If you are interested in learning more about Psylocybin and other psychedelics, you can find more information in our educational resources section.
TFG Shroom Recipes Section
For those interested in fun ways to take mushrooms, you can find more information through the link here: TFG's Shroom Cookbook
TFG's Campaign to Raise Awareness of Mental Health Issues
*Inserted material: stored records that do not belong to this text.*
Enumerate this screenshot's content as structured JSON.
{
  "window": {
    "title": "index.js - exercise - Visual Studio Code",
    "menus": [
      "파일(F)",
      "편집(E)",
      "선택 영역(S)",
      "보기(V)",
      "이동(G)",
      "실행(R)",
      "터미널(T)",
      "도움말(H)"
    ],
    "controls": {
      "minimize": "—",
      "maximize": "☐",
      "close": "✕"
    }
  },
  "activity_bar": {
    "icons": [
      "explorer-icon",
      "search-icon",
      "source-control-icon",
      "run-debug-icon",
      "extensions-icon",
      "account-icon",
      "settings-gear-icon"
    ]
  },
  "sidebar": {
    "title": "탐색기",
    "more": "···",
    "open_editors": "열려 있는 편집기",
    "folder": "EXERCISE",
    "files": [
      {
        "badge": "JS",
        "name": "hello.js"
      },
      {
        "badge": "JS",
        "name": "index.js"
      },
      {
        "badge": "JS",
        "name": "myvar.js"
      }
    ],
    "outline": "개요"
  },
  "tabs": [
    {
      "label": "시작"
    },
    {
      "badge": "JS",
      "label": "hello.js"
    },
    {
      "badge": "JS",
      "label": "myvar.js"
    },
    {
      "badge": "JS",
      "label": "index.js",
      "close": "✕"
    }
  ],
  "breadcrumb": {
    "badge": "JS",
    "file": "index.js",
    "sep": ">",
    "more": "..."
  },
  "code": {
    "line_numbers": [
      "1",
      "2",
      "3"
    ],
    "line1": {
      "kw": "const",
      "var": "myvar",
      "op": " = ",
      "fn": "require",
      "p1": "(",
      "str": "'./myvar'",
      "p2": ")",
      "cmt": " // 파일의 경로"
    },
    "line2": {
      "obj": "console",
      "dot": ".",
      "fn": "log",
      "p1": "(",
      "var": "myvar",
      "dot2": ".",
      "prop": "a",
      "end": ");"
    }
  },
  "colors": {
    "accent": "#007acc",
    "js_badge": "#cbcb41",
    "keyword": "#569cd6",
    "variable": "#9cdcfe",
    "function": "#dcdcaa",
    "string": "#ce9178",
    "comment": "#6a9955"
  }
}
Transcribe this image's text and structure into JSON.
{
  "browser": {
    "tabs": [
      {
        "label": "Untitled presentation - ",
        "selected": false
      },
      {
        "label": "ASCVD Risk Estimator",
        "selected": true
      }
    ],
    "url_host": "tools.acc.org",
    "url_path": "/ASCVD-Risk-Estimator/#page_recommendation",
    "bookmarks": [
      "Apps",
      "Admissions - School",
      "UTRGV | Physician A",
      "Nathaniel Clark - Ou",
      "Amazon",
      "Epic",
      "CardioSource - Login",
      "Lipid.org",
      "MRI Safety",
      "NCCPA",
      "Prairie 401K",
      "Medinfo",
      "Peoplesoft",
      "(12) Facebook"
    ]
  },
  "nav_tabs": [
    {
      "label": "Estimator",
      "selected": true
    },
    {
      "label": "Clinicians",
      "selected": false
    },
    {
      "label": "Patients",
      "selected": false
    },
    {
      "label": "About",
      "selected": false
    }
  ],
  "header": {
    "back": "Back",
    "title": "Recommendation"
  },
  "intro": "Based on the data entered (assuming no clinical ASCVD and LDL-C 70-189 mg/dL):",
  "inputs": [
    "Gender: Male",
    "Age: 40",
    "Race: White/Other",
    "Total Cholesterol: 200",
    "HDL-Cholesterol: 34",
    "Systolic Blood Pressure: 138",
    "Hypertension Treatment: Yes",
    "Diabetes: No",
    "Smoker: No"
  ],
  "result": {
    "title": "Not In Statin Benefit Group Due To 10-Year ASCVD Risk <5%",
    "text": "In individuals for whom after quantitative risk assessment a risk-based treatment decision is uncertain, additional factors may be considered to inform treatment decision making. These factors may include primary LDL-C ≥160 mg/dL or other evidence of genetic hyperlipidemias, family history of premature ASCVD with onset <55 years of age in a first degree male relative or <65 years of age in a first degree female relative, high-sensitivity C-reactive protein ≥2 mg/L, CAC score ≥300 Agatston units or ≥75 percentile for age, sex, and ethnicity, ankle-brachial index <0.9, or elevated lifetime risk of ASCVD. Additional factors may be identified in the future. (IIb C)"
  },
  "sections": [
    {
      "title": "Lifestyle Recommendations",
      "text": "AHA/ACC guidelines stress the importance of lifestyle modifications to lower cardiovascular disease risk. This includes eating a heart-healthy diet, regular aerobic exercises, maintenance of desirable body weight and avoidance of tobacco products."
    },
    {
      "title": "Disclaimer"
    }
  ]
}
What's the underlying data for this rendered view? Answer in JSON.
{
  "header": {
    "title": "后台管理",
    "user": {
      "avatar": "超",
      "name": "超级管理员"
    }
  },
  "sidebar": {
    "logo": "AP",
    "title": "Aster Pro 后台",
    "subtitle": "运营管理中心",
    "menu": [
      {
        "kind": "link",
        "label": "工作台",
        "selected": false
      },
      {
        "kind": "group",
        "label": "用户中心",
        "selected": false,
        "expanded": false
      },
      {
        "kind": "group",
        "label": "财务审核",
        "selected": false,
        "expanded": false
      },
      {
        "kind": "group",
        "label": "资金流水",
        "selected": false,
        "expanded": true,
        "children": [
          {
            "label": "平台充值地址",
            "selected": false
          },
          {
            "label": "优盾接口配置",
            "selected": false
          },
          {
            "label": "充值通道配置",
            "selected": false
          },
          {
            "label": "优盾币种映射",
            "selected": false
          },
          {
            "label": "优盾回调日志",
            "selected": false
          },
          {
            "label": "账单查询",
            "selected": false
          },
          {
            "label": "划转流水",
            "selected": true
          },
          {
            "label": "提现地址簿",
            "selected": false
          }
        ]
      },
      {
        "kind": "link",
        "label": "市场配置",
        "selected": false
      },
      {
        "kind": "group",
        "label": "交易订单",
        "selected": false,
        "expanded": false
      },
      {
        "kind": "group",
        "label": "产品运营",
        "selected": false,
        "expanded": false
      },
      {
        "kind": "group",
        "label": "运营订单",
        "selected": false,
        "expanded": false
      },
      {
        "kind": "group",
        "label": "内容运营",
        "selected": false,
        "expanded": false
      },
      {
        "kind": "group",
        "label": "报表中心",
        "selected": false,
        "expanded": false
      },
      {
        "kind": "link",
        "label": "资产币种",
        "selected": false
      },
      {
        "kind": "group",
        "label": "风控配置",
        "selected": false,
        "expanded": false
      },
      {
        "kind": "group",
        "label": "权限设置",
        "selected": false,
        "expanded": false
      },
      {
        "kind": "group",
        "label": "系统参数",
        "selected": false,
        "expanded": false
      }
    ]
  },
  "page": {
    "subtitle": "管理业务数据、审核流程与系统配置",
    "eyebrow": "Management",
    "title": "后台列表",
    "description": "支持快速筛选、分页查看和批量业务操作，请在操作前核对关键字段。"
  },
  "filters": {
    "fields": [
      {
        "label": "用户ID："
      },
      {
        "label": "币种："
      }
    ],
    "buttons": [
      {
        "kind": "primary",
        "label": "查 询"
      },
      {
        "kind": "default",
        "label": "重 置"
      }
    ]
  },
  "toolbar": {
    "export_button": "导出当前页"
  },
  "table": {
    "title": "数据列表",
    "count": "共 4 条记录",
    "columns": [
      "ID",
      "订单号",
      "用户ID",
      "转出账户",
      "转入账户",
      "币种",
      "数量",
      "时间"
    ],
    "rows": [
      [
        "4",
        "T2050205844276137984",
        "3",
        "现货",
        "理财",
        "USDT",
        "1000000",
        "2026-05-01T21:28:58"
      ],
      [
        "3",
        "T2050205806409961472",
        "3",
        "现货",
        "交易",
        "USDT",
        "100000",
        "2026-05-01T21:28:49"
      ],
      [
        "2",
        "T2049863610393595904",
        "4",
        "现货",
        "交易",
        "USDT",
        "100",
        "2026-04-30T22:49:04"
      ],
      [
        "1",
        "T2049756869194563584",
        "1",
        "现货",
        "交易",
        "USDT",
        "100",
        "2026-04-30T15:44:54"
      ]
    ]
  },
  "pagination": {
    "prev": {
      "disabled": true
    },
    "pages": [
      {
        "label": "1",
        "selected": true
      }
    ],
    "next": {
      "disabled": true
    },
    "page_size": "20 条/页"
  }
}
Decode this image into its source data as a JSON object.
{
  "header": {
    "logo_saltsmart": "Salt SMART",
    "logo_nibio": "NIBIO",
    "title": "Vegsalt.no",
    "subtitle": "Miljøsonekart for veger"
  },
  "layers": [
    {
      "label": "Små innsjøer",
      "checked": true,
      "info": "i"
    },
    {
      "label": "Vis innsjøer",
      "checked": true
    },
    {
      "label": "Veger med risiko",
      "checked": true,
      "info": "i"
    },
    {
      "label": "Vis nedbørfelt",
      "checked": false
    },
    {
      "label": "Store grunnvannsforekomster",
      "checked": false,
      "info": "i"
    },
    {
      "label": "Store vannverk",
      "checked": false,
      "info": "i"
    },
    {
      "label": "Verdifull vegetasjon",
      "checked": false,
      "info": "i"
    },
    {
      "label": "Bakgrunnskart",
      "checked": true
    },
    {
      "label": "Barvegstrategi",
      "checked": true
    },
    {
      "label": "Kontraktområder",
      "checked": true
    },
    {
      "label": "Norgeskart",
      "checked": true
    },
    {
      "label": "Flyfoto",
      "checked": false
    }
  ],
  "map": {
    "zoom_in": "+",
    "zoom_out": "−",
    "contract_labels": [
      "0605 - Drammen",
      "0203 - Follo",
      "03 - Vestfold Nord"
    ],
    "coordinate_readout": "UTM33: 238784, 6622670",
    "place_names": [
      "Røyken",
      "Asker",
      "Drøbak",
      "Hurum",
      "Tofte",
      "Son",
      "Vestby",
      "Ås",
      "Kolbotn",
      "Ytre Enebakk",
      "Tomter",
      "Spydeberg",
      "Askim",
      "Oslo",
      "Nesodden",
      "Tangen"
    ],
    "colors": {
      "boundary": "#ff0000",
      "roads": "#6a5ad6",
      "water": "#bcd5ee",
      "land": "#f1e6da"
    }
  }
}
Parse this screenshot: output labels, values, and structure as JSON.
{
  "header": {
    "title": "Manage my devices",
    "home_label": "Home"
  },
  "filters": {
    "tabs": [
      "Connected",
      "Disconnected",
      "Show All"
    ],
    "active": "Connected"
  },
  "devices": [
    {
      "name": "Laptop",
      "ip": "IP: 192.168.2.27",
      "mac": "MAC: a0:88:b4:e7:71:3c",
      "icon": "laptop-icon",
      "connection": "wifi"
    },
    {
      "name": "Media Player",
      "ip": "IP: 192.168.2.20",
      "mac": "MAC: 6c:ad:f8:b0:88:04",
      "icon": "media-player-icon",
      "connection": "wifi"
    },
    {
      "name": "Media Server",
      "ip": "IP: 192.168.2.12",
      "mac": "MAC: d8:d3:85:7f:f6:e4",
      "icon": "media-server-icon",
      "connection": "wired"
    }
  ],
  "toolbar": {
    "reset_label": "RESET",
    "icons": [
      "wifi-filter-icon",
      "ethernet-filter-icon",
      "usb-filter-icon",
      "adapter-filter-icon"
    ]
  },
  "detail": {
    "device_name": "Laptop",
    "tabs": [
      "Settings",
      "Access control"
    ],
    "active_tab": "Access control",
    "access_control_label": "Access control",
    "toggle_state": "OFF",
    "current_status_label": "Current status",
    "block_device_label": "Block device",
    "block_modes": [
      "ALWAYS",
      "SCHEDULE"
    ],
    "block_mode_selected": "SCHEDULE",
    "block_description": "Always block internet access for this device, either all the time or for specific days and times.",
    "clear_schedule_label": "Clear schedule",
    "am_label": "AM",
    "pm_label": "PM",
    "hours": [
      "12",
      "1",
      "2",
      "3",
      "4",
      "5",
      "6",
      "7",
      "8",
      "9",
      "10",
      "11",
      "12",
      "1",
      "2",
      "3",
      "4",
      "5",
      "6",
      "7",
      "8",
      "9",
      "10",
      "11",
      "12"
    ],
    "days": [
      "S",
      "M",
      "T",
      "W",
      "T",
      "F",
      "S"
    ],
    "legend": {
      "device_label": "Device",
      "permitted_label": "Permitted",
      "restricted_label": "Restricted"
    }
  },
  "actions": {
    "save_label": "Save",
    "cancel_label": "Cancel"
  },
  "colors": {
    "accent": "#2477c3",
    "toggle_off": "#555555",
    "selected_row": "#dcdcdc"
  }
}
Full article found here: The Stigma of Mental Health Problems